Super City Towing was found to have breached regulations by not completing a tow authority - a form towing companies are required to complete and have signed by a police officer, traffic warden or landlord before removing the vehicle.
The tribunal also ruled in Mr Ooi's favour because he had "caused no actual harm" by parking at the Wellesley St car park without permission as the building was empty and it was outside usual business hours.
The company was ordered to pay Mr Ooi $526.
Mr Ooi told the Herald he felt tow firms were making too much money off unsuspecting drivers.
"When I went there [to the collection yard], there were 40-odd vehicles there. Imagine at $250 a pop - that's quite a bit of money.
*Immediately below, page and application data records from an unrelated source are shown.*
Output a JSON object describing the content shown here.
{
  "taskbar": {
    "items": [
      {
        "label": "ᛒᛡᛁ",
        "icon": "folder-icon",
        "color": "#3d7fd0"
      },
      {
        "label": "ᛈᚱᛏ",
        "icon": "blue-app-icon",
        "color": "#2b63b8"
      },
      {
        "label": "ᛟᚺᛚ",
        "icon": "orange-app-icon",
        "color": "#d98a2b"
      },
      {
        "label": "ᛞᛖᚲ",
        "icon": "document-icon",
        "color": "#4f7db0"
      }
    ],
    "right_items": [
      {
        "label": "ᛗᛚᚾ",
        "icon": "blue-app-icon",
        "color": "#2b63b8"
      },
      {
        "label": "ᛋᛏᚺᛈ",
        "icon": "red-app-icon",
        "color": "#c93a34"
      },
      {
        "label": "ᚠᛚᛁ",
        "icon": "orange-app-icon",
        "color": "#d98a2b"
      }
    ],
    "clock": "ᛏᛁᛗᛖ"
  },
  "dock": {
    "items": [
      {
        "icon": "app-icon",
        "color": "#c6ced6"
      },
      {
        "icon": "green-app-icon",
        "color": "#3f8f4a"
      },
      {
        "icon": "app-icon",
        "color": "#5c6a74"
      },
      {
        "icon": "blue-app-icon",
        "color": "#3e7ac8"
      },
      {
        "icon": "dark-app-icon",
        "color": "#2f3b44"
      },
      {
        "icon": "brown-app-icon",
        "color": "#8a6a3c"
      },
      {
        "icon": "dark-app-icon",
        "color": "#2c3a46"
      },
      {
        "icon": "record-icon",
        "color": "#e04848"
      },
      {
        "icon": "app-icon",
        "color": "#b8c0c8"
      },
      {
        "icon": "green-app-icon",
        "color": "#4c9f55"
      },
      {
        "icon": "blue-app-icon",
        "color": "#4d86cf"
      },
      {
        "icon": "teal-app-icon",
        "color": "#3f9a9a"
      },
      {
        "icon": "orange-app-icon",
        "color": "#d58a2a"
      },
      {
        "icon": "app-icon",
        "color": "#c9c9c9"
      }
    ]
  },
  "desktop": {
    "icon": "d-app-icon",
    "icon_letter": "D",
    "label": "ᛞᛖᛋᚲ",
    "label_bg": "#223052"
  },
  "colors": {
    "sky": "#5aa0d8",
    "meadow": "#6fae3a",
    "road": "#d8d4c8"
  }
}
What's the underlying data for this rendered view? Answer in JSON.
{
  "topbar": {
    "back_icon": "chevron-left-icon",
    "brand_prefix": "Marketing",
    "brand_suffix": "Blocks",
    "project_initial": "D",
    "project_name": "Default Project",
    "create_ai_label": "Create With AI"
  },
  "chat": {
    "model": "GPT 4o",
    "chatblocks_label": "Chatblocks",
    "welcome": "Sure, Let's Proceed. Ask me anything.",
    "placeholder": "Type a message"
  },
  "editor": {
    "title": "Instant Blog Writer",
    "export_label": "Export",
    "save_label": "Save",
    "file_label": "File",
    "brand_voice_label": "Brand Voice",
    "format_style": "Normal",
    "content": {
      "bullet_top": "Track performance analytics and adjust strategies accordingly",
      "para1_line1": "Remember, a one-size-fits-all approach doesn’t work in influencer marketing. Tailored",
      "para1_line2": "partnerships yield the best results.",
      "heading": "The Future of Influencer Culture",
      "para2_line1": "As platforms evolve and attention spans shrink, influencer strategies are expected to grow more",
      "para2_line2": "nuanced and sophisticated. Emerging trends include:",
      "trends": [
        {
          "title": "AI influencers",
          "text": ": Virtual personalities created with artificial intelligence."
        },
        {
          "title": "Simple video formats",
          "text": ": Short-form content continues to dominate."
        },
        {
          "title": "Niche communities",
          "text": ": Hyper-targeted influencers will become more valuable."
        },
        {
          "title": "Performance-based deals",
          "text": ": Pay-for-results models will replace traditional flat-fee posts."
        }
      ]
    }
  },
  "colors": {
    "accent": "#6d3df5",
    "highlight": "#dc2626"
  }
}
I imagine some of them deserve it but those who don't can fight back."
Super City Towing general manager Craig Burrows, whose firm trades several names including Vehicle Recovery Group, First Recovery and Amalgamated Carpark Services, said it would pay Mr Ooi the required amount.
Last night, Mr Ooi had not received the repayment, due by March 15, but had received an email from Super City Towing on Monday saying it was considering appealing against the decision.
AA principal regulatory adviser Mark Stockdale commended Mr Ooi for standing up for his rights.
"The more people that do this, the more it will force tow companies and clamping companies and private parking operators to follow the rules and to have good systems in place to minimise unauthorised parking."
Mr Stockdale said the ruling had set a precedent over unauthorised parking in carparks after hours.
"That is a precedent in our view and I think that is something really worth exploring with landlords, businesses and the tow companies to understand if there's no harm.
"Does there need to be enforcement or is it just about revenue gathering on the part of the tow companies and wheel clamping companies?"
Auckland Towing Company director Antony Ashford said towing companies took the regulations seriously and faced hefty fines for non-compliance.
His company had office staff check all tow authorities had been completed.
Mr Ashford did not accept that vehicles shouldn't be towed if they were in an unused business carpark as such removals acted as a deterrent to vandals.